Benjamin Netanyahu's father, Benzion, died earlier today at 102. He was the hardest of the hard -- a man for whom compromise was anathema -- but he was all too often tragically correct about the nature of what he called "Jew hatred" (the term "anti-Semitism" wasn't for him; it was coined by anti-Semites to give a civilized gloss to anti-Jewish prejudice). His masterwork, "The Origins of the Inquisition in 15th Century Spain," posited racial, rather than religious, motivations for anti-Jewish persecution, and for the elder Netanyahu, race-based Jew-hatred was an immortal phenomenon. He was profoundly influential on his son (and all of his sons, as those who have read the collected letters of Yoni Netanyahu, his oldest son, who died at Entebbe, surely know): Many people who watch the prime minister believe that his father's passing will allow him to take steps toward compromise he wouldn't have made so long as his father was living nearby. There's something to this, of course, but I'm not sure how much. I'll explore some of these questions later.

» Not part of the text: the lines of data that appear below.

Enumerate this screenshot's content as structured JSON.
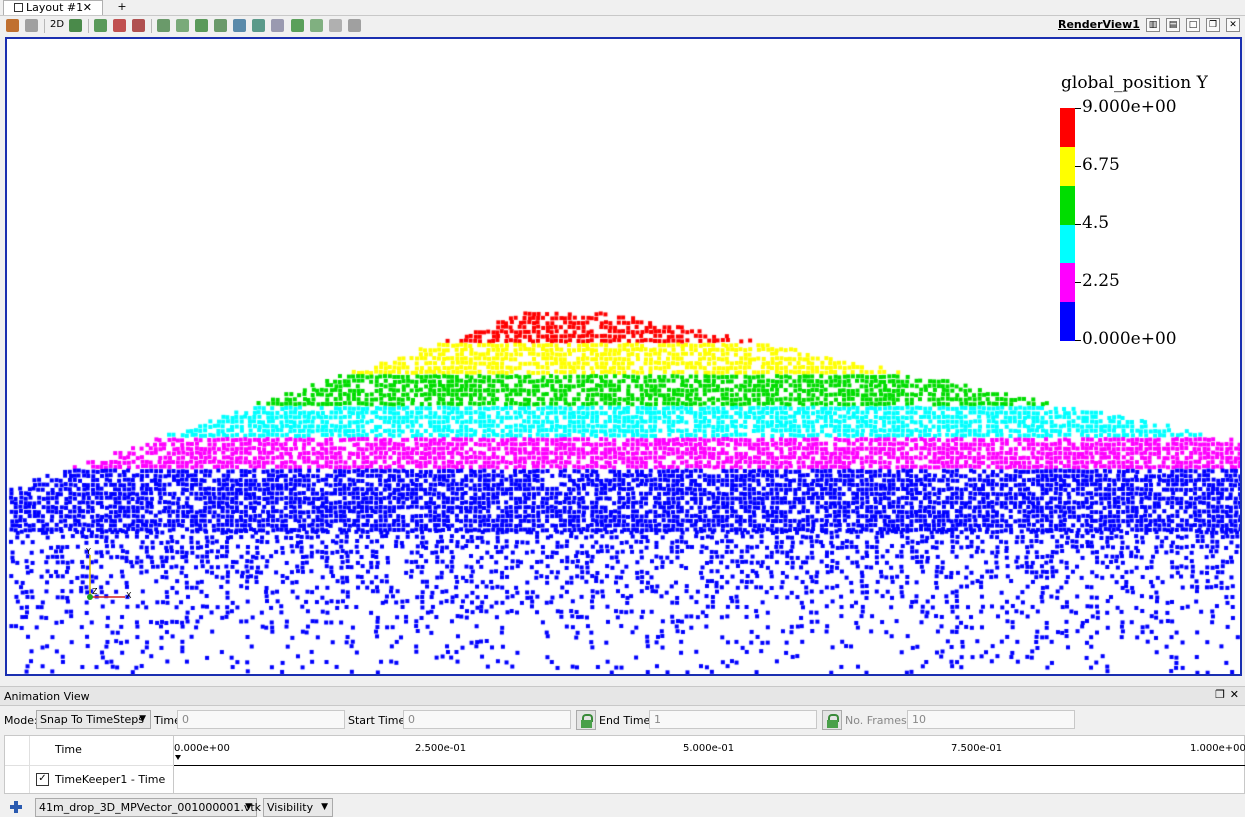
{
  "tabs": {
    "layout_label": "Layout #1",
    "close_glyph": "✕",
    "new_tab_label": "+"
  },
  "toolbar": {
    "mode_2d_label": "2D",
    "view_name": "RenderView1",
    "left_icons": [
      "reset-camera-icon",
      "zoom-to-data-icon",
      "camera-2d-icon",
      "capture-screenshot-icon",
      "select-cells-on-icon",
      "select-points-on-icon",
      "select-cells-through-icon",
      "select-points-through-icon",
      "select-cells-polygon-icon",
      "select-points-polygon-icon",
      "select-block-icon",
      "interactive-select-cells-icon",
      "interactive-select-points-icon",
      "hover-points-icon",
      "hover-cells-icon",
      "grow-selection-icon",
      "clear-selection-icon"
    ],
    "view_buttons": [
      "split-horizontal-icon",
      "split-vertical-icon",
      "maximize-icon",
      "restore-icon",
      "close-view-icon"
    ]
  },
  "legend": {
    "title": "global_position Y",
    "labels": [
      "9.000e+00",
      "6.75",
      "4.5",
      "2.25",
      "0.000e+00"
    ],
    "colors": [
      "#ff0000",
      "#ffff00",
      "#00dd00",
      "#00ffff",
      "#ff00ff",
      "#0000ff"
    ]
  },
  "point_colors": {
    "red": "#ff0000",
    "yellow": "#ffff00",
    "green": "#00dd00",
    "cyan": "#00ffff",
    "magenta": "#ff00ff",
    "blue": "#0000ff"
  },
  "animation": {
    "title": "Animation View",
    "mode_label": "Mode:",
    "mode_value": "Snap To TimeSteps",
    "time_label": "Time",
    "time_value": "0",
    "start_label": "Start Time:",
    "start_value": "0",
    "end_label": "End Time:",
    "end_value": "1",
    "frames_label": "No. Frames:",
    "frames_value": "10"
  },
  "timeline": {
    "header_label": "Time",
    "track_label": "TimeKeeper1 - Time",
    "track_checked": "✓",
    "ticks": [
      "0.000e+00",
      "2.500e-01",
      "5.000e-01",
      "7.500e-01",
      "1.000e+00"
    ]
  },
  "bottom": {
    "source_value": "41m_drop_3D_MPVector_001000001.vtk",
    "property_value": "Visibility"
  }
}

If life is a series of infinite possibilities, what does it mean to be alive?